For many, the superintendent’s goals have been a welcome breath of fresh, energetic air. As the city’s largest inner-city school district, covering real estate targeted for development, there are plenty of stakeholders who want to see the district succeed.
Martinez is well aware of the eyes watching his progress. However, he insists his primary motivations are the students of SAISD. It is their future success shaping his goals and informing his strategies.
So, what does this mean for the students of Stewart Elementary? How will they benefit from the expanded services and high expectations of this new regime?
At the end of the 2014-2015 school year, Stewart Elementary was in its third year of “improvement required” status under the Texas Education Agency’s (TEA) accountability standards. Of the four indices of student achievement, Stewart only met standards in Index 2, student progress.
Student progress measures the improvement of each student from one year to the next. This is the standard currently plaguing high-performing schools, where students have a hard time outperforming their already high scores from the previous year. In low-performing schools, student progress is still a good thing, obviously, but it is easier to attain when test scores from the previous year leave ample room for improvement.
Stewart Elementary failed to meet standards in Index 1, student achievement; Index 3, closing the performance gap; and Index 4, post-secondary readiness. Together these indicate an overall struggling school where underserved populations, here the majority of students, are falling behind their well-resourced peers across the state.

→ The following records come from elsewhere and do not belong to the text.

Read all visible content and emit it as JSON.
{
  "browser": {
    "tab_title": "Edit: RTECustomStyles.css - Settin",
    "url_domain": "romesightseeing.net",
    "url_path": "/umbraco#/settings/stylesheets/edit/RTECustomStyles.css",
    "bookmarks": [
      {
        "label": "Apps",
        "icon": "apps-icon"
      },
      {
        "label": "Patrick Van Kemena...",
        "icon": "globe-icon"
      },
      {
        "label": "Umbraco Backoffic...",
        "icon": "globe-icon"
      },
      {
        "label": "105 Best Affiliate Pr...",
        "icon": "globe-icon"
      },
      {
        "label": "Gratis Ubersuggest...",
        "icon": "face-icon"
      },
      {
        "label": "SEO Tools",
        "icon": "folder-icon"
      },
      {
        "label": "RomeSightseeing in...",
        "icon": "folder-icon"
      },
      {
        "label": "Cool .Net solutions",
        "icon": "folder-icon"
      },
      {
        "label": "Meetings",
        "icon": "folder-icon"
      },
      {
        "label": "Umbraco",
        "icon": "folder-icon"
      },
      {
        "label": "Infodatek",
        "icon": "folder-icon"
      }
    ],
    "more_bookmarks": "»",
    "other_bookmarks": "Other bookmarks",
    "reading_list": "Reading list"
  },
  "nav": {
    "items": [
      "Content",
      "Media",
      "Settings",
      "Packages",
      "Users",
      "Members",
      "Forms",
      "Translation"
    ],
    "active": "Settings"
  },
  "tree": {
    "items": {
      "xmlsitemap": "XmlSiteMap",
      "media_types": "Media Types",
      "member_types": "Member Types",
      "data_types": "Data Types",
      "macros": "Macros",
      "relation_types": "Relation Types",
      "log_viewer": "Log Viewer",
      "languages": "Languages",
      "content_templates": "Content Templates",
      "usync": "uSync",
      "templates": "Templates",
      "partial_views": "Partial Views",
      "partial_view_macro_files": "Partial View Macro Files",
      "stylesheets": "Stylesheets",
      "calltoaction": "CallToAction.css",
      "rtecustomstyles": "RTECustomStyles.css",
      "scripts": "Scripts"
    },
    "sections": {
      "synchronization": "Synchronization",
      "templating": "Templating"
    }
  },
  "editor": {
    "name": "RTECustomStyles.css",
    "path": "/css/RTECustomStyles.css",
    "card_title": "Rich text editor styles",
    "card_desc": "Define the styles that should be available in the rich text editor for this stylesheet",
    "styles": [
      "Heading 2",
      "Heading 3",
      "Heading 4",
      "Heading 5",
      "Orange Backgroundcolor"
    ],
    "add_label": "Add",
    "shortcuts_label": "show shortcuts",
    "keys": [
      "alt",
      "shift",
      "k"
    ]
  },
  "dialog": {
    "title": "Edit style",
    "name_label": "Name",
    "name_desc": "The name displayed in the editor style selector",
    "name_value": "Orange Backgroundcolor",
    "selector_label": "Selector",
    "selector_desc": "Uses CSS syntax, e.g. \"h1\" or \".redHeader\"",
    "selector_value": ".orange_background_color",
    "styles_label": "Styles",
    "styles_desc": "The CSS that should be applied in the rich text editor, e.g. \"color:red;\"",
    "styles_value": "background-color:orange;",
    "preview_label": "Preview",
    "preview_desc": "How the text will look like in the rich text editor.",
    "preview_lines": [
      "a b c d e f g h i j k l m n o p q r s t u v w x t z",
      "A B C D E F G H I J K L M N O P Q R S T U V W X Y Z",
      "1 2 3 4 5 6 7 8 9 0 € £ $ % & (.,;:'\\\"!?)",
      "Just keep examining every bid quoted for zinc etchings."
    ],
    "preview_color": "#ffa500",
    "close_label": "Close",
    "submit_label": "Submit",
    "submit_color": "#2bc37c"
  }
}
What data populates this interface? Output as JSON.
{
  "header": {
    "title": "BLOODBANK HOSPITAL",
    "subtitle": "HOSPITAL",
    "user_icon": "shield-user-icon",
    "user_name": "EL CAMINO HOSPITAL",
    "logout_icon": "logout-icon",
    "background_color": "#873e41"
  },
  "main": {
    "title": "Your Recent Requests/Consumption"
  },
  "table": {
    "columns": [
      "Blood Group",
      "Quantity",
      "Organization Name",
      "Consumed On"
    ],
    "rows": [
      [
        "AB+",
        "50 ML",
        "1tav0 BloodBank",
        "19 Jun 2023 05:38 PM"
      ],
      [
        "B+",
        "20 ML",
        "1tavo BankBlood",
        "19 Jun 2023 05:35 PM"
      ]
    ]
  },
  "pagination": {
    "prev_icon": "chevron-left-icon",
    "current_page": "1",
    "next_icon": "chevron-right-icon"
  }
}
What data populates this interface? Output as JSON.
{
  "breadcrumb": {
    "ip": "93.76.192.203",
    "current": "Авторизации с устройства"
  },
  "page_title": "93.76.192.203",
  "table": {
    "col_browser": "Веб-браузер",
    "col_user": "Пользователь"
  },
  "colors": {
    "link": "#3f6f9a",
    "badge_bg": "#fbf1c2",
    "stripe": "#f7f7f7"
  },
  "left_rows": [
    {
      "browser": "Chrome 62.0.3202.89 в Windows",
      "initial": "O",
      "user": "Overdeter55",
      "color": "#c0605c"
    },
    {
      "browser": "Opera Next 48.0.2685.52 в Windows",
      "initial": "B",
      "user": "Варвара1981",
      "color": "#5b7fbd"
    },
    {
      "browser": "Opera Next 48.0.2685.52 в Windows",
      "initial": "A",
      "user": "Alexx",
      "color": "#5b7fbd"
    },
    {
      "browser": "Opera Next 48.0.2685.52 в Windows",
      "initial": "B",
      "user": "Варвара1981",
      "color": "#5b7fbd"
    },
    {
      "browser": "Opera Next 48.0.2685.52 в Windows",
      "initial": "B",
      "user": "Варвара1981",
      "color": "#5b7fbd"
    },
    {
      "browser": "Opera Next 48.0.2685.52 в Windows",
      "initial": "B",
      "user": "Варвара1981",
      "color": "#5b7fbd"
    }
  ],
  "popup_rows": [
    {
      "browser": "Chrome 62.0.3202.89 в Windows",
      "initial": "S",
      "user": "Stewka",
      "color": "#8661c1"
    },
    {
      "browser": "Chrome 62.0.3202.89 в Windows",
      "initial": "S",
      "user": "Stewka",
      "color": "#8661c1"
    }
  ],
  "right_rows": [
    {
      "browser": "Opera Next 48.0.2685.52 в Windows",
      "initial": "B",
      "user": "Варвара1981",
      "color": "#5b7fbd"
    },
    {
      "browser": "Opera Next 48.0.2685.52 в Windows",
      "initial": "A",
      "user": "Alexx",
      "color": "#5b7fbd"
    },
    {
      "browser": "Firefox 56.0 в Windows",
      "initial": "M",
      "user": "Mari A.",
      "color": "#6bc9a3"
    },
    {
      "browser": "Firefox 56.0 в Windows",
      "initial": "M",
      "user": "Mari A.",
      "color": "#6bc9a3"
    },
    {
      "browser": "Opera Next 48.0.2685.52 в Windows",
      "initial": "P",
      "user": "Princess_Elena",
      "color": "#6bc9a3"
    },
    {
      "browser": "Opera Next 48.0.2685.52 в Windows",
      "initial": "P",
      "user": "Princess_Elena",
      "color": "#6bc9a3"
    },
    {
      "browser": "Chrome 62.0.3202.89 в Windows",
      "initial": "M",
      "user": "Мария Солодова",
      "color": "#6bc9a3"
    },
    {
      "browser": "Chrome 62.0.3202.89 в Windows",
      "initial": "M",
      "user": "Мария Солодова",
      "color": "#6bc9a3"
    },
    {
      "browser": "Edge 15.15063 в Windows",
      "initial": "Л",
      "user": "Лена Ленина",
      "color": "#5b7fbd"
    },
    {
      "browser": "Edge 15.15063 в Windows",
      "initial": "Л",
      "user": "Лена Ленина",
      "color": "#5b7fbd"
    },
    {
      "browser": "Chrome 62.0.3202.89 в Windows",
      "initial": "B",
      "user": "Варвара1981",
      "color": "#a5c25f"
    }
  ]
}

New principal Dr. Traci Smith was sent to Stewart Elementary for a reason. She is one of SAISD’s powerhouse principals with the grit and creativity to inspire change. She will be the one to put Martinez’s plans into action at Stewart Elementary.
Smith has her work cut out for her. Serving 96.8% economically-disadvantaged students in a somewhat under-the-radar corner of the district, the school has had very little to lean on for community support. The mobility rate alone, 22.9%, means that building trust and rapport with families is constantly in stage one.
When Smith walked onto campus to start the 2015-2016 school year, only 36% of Stewart Elementary third graders were reading at grade level.
“That’s a huge problem because the STAAR tests are written on grade level,” Smith said.
The school’s gifted/talented students were given 40 minutes per week of targeted service, delivered by the school librarian, not a certified gifted/talented teacher. This librarian was left to find her own curriculum.
Of the 32 classroom teachers and six support teachers, ten were brand new to teaching, seven were second-year teachers, and four were new to SAISD. Teachers were discouraged, and students and parents were disengaged.
“As can be the case in a low-performing school, I arrived to find that morale was very low,” Smith said.
Already, there are signs of change, mostly building on those new teachers and the stalwarts holding out hope for campus leadership that would help them help their students. Every day the faculty and staff celebrate the little victories, Smith said.
“I found staff members who were very on board, realizing that there’s potential here,” she added.
Smith frees her staff to communicate and think independently, something their previous administrator reportedly discouraged. Her office is open and welcoming, and she is constantly empowering her staff to make decisions.
“Teachers are growing. They’re attending lots and lots of professional development,” she said.
But this is only the beginning. Smith can only do so much with the tools given to her by previous district administrations. The changes Martinez proposes to bring to the district at large should vastly expand the potential for Smith and her team.
*Top Image: A student walks down the stairs at Stewart Elementary School. Photo by Scott Ball.